I firmly believe that Rep Anthony Weiner (D-NY) should not resign from his House seat, despite all the furor that has surrounded his recent sexting scandal. My opinion may surprise some of my audience, but I firmly believe that he should not resign. To put my opinion another way, he should not be allowed to resign: He should be expelled under Article 1, Section 5, Clause 2 of the Constitution of the United States. This clause reads simply:
Each House may determine the Rules of its Proceedings, punish its Members for disorderly Behaviour, and, with the Concurrence of two thirds, expel a Member. (Emphasis mine)
At this point, several members of the leadership of both parties in Washington have called for Weiner to resign. How convenient: Let's just allow him to walk away with his dignity intact, at the time and in the manner of his choosing? No! It is time for the United States House of Representatives to take a stand on principle. A recent Rasmussen poll shows that only 9% of respondents think Congress is doing a good or excellent job. (By contrast, 50% rate their performance as "poor".) While a stand on principle may not change how they do their job, it may let people know that the body is actually willing to stand up for something!

At present, the Representatives calling for Weiner to resign include Nanci Pelosi (D), John Boehner (R), and Debbie Wasserman Schultz (D). According to National Journal, 21 Democrats have called for him to step down. This may be a far cry from the 2/3 majority required for explusion, but surely the Speaker of the House can rally the majority and the House Minority leader can herd enough Democrats to give him this guy the old "heave, ho". (Surely, if that's still not enough, the Anointed One, Barack Hussein Obama, can whip the rest of his party into following along.)

If the House isn't willing to step up and take a stand on principle, than I have to call a spade a space and conclude that ALL of these guys (the Republicans included) calling for him to step down are just giving lip service to what they know the American people want to hear. It's time for the House to step up and start policing their own scandals. Maybe if they were willing to kick someone out for their indiscretions, our Congressmen may think twice about their actions.

Saturday, May 14, 2011

Proposition Twenty

John McClaughery over at The American Thinker sure has his head screwed on straight.  McClaughery lays out the surest solution I've ever seen to our nation's debt crisis, in his article ttitled Proposition Twenty.  In the past, I've excoriated suggestions that we implement a Balanced Budget Amendment due to the fact that it gives the good ole Dems a license to raise taxes, and I've favored other solutions instead (like spending caps based on prior-year GDP).  This article points out some of the reasons my preferred solutions would fail to adequately shut down run-away spending.  His suggestion is elegant in its simplicity -- if only it didn't require a Constiutional Amendment.  But since my proposals have also involved one, I think I can overlook that. 

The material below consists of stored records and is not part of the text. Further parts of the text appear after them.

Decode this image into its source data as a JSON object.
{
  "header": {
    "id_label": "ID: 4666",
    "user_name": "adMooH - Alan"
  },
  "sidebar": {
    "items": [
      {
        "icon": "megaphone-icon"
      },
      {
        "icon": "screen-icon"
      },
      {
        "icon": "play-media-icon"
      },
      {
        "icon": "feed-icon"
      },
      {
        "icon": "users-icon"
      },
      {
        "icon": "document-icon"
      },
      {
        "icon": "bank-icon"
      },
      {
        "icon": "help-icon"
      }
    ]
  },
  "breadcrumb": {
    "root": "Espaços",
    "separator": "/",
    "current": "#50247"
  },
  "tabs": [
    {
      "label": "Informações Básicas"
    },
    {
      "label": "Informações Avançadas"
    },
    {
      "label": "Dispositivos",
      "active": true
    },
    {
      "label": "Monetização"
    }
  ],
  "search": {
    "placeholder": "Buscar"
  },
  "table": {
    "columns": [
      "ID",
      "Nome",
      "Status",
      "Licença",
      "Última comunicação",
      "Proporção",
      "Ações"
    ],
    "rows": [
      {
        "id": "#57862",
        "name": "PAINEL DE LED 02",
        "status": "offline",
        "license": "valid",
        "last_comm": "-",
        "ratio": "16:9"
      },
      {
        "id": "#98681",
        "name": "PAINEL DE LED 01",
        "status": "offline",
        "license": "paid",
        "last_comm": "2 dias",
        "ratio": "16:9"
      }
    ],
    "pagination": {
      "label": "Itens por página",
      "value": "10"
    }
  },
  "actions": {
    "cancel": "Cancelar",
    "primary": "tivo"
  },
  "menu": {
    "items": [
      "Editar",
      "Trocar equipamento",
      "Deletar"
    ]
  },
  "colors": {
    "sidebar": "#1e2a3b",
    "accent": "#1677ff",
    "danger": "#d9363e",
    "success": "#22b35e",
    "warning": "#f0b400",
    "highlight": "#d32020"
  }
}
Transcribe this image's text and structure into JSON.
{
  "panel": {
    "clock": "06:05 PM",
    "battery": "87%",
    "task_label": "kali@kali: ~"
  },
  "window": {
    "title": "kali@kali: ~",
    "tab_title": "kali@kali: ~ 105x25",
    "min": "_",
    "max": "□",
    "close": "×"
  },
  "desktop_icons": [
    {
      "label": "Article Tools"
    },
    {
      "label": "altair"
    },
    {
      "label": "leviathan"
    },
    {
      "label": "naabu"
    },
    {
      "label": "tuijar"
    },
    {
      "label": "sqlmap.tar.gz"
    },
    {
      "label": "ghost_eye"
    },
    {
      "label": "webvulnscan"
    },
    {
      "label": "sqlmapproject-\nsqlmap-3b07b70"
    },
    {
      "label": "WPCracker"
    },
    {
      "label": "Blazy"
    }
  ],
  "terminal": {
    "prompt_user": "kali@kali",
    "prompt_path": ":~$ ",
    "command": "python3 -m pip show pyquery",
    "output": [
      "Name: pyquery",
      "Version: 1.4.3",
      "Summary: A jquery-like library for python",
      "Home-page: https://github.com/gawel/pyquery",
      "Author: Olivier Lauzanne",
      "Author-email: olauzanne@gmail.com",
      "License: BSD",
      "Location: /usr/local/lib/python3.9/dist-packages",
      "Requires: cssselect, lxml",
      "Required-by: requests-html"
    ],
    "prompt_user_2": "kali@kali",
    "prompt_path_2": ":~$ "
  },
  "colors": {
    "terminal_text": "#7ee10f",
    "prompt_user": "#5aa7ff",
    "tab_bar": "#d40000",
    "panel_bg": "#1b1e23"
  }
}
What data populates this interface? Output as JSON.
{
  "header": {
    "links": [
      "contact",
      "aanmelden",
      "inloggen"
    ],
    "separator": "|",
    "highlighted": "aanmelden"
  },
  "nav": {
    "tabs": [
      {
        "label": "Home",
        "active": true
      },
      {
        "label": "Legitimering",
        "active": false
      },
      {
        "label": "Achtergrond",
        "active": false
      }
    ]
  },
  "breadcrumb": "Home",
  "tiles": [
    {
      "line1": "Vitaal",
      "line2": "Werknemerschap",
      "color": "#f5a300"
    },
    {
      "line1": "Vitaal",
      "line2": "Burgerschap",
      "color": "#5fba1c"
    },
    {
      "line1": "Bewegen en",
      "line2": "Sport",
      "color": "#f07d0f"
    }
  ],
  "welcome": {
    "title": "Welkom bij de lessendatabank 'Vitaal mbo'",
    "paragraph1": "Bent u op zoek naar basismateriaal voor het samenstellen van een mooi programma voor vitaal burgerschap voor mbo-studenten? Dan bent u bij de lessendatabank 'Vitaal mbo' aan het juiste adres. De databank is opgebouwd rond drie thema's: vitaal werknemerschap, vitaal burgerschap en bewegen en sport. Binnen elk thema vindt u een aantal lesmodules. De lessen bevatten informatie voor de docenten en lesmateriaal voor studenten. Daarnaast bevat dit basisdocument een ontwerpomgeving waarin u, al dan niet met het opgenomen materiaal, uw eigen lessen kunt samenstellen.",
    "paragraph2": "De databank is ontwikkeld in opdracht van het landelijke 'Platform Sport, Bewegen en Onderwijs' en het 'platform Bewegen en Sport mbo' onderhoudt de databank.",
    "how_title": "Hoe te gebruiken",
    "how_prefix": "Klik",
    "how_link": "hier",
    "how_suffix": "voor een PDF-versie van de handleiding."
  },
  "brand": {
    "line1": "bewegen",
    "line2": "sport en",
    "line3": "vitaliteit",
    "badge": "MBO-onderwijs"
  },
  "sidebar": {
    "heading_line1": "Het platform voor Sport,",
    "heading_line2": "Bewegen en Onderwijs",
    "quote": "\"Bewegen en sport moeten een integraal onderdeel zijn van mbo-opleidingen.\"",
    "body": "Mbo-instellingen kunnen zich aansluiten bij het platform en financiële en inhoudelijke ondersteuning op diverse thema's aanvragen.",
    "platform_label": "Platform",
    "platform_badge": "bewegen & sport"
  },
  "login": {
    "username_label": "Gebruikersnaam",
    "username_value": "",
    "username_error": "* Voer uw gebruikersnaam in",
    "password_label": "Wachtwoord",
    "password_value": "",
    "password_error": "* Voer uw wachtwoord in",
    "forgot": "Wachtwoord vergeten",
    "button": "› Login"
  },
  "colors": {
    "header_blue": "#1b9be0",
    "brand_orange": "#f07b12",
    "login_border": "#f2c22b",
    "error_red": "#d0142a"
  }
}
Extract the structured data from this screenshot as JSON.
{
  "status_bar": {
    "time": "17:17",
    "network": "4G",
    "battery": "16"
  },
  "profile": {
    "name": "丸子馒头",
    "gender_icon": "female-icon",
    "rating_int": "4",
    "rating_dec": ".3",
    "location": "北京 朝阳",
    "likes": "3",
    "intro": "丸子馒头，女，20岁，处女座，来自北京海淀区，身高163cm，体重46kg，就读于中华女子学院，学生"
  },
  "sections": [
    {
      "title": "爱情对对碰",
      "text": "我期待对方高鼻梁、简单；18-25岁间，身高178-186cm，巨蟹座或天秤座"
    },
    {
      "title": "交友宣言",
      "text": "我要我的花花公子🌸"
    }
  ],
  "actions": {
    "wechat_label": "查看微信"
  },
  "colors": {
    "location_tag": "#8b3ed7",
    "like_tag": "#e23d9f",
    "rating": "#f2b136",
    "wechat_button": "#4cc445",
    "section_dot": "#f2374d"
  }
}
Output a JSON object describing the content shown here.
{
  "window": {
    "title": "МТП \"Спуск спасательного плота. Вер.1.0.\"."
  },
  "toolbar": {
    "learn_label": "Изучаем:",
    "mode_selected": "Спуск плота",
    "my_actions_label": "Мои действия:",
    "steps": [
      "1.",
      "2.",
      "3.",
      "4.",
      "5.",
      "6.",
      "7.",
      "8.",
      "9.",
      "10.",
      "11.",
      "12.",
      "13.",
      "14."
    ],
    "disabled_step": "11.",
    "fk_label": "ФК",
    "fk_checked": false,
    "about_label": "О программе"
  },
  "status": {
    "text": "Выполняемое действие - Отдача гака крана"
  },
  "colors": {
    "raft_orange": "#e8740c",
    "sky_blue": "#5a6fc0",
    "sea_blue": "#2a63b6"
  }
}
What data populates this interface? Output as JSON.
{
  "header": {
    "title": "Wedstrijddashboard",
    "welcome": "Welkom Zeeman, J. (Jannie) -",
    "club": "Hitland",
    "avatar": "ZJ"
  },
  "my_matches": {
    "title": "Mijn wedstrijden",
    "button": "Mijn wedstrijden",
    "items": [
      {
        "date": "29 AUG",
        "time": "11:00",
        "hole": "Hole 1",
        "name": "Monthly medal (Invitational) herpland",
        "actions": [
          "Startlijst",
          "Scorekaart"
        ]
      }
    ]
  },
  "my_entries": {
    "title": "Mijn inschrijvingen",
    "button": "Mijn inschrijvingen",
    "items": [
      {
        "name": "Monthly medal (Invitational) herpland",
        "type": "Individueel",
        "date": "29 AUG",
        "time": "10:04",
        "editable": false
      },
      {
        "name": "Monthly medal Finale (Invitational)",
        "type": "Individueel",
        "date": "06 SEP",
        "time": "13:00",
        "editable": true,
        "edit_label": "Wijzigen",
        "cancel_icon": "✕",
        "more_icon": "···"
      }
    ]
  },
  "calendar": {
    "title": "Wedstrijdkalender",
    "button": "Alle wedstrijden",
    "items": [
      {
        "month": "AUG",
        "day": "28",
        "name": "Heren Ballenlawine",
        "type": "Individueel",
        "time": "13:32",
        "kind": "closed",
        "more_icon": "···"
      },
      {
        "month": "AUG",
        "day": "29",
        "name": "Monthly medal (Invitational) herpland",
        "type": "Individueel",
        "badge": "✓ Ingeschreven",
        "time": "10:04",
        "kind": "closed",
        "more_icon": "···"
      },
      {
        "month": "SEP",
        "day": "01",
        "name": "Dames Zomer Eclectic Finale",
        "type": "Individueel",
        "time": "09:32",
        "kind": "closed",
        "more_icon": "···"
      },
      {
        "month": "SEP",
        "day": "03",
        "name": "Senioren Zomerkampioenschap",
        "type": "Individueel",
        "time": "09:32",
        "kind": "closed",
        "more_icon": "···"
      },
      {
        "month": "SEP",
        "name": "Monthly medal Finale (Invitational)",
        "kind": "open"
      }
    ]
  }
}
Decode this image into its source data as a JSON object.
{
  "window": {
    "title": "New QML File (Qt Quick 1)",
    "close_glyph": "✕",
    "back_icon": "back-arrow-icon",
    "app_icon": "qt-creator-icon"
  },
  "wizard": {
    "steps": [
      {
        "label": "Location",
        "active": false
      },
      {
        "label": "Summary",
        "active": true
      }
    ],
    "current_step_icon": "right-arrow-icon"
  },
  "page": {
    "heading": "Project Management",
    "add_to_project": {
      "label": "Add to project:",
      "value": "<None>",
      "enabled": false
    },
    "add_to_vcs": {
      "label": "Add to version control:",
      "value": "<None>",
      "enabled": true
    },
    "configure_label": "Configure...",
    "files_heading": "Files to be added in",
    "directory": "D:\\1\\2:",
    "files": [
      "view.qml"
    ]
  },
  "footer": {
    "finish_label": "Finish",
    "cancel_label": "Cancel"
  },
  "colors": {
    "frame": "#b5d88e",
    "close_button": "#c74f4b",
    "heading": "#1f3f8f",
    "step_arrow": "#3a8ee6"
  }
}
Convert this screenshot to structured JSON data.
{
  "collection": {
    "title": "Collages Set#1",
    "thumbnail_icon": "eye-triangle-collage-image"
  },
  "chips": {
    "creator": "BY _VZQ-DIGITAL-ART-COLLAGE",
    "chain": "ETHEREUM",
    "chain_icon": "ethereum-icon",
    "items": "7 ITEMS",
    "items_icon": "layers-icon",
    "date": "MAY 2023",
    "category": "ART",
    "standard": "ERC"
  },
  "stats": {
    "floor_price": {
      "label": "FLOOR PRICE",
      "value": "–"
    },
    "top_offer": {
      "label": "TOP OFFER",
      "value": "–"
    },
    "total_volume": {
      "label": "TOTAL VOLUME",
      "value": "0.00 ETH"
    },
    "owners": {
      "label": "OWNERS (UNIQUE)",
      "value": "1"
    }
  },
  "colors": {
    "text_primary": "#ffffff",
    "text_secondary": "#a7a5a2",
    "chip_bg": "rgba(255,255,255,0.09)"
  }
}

I think this is an idea worth pursuing. Check out his proposal and let me know your thoughts in the comments section.  Are there gaps in this solution, as well, or any better solutions you've heard of?  I don't claim to have the answers -- but I am deeply concerned about where I see my country heading, and I think we all can be a part of coming up with a solution.  So, thanks to John for setting me straight with a better idea. At the moment, this is the best idea I've seen to get behind.